• [Extracted records]:
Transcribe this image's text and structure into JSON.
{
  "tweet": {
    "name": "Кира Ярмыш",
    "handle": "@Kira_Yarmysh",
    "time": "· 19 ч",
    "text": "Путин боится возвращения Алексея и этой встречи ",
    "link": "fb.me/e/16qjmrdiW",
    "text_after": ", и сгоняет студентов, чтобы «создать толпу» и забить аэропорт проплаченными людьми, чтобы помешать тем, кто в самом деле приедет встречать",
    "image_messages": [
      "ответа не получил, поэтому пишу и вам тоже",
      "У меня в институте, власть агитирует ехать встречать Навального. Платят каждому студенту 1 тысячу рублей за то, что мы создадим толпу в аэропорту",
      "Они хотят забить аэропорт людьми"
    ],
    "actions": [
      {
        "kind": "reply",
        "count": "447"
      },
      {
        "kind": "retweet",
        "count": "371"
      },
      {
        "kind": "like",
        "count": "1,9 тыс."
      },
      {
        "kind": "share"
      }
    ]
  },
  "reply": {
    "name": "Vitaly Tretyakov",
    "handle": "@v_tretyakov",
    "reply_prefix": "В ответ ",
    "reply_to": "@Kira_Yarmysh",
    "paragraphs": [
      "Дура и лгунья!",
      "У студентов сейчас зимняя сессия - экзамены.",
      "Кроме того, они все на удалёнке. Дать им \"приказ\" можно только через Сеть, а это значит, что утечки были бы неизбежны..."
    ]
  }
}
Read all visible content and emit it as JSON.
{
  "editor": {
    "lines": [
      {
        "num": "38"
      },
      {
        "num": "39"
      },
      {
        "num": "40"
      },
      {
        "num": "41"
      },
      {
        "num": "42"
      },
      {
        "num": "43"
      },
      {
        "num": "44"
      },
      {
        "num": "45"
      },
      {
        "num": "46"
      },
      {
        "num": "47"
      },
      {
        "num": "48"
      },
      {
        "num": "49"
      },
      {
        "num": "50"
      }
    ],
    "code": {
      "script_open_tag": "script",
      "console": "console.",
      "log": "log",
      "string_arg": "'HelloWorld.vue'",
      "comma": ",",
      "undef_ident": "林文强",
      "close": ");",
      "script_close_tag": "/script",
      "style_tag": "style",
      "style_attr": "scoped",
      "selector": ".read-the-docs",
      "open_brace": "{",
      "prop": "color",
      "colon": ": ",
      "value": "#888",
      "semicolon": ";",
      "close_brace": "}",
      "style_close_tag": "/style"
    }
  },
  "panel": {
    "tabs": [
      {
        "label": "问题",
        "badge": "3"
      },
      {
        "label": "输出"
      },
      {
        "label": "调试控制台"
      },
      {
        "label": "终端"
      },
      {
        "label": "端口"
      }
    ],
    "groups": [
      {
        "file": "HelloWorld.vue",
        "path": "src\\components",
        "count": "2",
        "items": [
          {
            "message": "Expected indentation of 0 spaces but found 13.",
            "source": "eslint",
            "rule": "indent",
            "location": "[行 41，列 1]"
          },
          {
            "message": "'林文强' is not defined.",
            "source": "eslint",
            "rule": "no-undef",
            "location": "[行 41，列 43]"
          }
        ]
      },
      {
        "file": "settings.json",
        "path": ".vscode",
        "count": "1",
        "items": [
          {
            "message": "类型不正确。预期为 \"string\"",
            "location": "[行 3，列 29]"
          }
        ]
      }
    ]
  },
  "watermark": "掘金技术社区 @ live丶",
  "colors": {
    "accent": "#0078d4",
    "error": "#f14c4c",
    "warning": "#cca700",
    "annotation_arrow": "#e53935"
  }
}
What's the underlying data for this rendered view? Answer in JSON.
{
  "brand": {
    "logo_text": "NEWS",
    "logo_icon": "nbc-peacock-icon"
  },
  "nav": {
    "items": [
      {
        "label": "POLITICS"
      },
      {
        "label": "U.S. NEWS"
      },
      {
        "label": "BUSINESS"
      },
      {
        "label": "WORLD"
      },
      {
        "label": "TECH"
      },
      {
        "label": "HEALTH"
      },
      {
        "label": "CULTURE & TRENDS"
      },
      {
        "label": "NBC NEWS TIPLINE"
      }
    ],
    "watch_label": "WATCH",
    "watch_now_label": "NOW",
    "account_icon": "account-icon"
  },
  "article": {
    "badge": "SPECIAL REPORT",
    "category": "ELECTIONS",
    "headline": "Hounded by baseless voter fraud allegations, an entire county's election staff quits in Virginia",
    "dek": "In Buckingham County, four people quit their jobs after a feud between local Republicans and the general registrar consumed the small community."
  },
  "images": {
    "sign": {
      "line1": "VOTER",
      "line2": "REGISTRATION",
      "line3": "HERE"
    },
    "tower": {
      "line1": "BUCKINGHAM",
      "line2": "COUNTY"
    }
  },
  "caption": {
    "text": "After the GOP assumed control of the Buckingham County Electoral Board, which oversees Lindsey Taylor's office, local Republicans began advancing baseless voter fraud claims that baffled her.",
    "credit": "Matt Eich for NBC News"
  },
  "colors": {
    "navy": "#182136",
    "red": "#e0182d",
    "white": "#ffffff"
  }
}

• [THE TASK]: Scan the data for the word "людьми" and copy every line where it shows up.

• [SOLUTION FOR THIS EXERCISE]:
    "text_after": ", и сгоняет студентов, чтобы «создать толпу» и забить аэропорт проплаченными людьми, чтобы помешать тем, кто в самом деле приедет встречать",
      "Они хотят забить аэропорт людьми"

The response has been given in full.